The last we heard from Davey was in October of 2000, when he was fired as manager of the Dodgers after leading them to an 86-76 record. This was the same Davey Johnson who resigned as manager of the Baltimore Orioles on November 5, 1997, the day he was named American League Manager of the Year. This was the same Davey Johnson who took over a faltering Cincinnati Reds franchise in early 1993, and had them in the NLCS in 1995. This was also the same Davey Johnson who led the Mets to the World Series championship in 1986, posting at least 90 wins in each of his first five seasons.
|Year / Team||W||L||PCT|
|1984 New York Mets||90||72||.556|
|1985 New York Mets||98||64||.605|
|1986 New York Mets||108||54||.667|
|1987 New York Mets||82||70||.568|
|1988 New York Mets||100||60||.625|
|1989 New York Mets||87||75||.537|
|1990 New York Mets||20||22||.476|
|1993 Cincinnati Reds||53||65||.449|
|1994 Cincinnati Reds||66||48||.579|
|1995 Cincinnati Reds||85||59||.590|
|1996 Baltimore Orioles||88||74||.543|
|1997 Baltimore Orioles||98||64||.605|
|1999 Los Angeles Dodgers||77||85||.475|
|2000 Los Angeles Dodgers||86||76||.531|
Johnson's record of turning around moribund clubs is astounding. In 1983, the Mets were 68-94. Johnson was named manager for the 1984 season, and the Mets made a 22-game improvement, to 90-72. In 1993, the Reds started out 20-24 under Tony Perez, who was replaced by Johnson and finished 73-89. In 1994, Johnson guided Cincinnati to a record of 66-48 before the lockout, good for first place in the NL West (If you project his winning percentage of .578 for 1994 to 162 games, the Reds were headed for a 93-win season that year, which would have been a 20-game turnaround). In 1995, Baltimore finished 71-73 under Phil Regan. In 1996, with Johnson at the helm, the Orioles ended with an 88-74 record, a wild-card berth, and a trip to the American League Championship Series. Only in Los Angeles did Davey fail to improve the club in his first year. In 1998, the Dodgers were 83-79, but in Johnson's first year, 1999, he went 77-85.
Davey Johnson was the innovator when it came to using computer evaluations for game situations.
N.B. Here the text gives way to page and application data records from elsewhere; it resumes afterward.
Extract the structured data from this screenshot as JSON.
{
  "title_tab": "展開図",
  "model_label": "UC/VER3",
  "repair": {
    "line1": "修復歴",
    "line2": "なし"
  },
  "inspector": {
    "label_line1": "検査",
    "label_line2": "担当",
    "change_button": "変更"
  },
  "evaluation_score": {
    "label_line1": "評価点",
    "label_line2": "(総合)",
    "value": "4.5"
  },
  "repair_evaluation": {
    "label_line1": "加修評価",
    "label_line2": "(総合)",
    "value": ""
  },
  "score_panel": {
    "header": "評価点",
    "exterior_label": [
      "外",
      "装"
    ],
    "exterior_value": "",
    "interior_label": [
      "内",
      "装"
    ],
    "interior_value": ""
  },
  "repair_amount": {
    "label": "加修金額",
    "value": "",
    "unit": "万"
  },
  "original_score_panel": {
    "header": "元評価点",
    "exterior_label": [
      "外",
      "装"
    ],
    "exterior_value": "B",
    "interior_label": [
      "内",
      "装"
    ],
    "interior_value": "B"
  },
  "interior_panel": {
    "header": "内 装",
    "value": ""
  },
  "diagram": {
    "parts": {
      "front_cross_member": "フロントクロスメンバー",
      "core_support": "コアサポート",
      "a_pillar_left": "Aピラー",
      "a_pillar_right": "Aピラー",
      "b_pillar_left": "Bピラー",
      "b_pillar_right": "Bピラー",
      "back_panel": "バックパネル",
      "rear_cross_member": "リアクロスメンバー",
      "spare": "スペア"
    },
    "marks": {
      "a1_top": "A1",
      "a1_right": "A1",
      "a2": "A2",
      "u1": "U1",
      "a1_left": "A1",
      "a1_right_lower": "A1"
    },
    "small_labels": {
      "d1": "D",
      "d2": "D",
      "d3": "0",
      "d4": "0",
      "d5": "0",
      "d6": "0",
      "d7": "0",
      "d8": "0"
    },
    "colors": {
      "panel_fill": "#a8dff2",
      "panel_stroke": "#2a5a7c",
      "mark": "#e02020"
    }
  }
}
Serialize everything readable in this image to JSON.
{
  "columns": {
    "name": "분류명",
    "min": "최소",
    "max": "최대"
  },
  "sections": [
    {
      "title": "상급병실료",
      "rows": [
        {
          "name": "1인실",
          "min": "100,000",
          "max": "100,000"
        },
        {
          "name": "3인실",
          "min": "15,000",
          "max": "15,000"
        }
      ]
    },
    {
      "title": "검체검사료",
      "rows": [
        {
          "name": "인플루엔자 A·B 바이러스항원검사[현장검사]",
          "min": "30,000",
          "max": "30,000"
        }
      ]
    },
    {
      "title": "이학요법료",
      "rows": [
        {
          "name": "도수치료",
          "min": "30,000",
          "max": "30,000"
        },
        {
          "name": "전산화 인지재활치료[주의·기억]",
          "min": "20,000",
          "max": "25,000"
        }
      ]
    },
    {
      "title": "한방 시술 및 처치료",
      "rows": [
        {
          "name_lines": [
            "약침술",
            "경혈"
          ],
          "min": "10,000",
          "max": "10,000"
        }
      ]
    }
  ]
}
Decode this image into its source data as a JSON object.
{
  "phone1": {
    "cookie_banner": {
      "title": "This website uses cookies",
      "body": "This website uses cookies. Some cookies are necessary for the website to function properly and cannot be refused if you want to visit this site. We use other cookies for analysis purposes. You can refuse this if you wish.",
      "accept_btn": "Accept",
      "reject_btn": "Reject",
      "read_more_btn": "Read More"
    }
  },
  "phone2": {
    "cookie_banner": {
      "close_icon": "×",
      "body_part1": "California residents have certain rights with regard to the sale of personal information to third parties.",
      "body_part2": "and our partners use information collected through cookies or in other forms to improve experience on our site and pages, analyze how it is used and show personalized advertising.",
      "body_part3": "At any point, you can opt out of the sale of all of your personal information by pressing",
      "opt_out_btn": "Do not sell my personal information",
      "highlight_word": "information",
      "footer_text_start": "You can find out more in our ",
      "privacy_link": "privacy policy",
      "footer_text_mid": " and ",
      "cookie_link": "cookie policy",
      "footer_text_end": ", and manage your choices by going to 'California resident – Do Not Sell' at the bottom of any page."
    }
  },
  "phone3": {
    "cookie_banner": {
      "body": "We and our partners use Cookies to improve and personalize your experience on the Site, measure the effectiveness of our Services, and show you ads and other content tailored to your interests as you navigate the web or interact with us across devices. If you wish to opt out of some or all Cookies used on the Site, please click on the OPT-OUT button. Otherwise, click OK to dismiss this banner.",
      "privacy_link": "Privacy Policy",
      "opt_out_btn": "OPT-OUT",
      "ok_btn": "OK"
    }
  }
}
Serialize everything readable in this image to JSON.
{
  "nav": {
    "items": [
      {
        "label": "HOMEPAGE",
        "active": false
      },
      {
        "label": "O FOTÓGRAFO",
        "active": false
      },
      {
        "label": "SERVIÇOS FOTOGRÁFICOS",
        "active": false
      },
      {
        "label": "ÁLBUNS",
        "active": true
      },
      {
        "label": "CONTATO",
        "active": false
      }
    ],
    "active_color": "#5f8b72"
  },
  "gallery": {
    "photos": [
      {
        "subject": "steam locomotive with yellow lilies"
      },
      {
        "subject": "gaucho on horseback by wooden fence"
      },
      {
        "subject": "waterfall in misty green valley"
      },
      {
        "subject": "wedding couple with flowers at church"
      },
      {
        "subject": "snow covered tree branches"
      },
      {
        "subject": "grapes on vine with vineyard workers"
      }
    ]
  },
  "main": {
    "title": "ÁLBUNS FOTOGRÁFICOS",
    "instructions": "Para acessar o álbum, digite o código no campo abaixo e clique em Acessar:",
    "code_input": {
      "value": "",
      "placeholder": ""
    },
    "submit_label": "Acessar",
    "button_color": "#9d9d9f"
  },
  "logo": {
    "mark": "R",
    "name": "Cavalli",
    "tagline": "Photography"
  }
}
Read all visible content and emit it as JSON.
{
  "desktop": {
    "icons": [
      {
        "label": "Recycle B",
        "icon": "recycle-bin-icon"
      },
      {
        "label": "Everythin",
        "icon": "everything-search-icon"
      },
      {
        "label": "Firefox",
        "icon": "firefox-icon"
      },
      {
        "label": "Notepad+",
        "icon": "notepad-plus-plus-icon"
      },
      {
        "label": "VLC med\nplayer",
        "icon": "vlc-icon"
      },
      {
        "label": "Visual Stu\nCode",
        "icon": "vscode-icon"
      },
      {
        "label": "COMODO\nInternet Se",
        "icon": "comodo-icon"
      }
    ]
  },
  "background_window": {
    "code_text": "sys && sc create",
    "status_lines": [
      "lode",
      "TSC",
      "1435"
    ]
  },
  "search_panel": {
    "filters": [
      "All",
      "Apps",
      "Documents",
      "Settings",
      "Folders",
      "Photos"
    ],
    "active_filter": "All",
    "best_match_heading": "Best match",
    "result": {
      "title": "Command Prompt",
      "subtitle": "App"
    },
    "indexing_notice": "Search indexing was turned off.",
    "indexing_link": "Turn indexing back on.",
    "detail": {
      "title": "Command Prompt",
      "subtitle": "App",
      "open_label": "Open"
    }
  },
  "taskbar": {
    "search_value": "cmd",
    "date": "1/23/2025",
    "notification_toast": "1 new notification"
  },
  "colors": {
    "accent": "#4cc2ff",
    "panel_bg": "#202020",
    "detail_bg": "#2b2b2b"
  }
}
He was known to have thick printouts in the dugout, pinpointing each opposing batter's tendencies, and how to pitch and defense them. But he was also one to speak his mind with management, and that may ultimately be what doomed him in each of his jobs. Baltimore owner Peter Angelos failed to give him a vote of confidence, even after leading the Orioles to successive trips to the ALCS in 1996 and 1997. Johnson took that rebuff, and resigned. The Baltimore franchise has been in a tailspin ever since.
The reality may be that Davey Johnson just doesn't have the desire anymore to be a major league manager, and that is well within his right. He has nothing left to prove to anyone after managing for the better part of 14 seasons. But I would hope that this is the case; if Johnson was not averse to returning to the dugout again and the Phillies fail to interview him, then they are missing a golden opportunity to try to acquire one of the greatest baseball managers of this era.
Charlie Manuel, Grady Little, and even Jim Leyland are all quality candidates, and it is my belief that any of those three would be able to lead the Phillies to the Promised Land. But the real "messiah" would be Davey Johnson.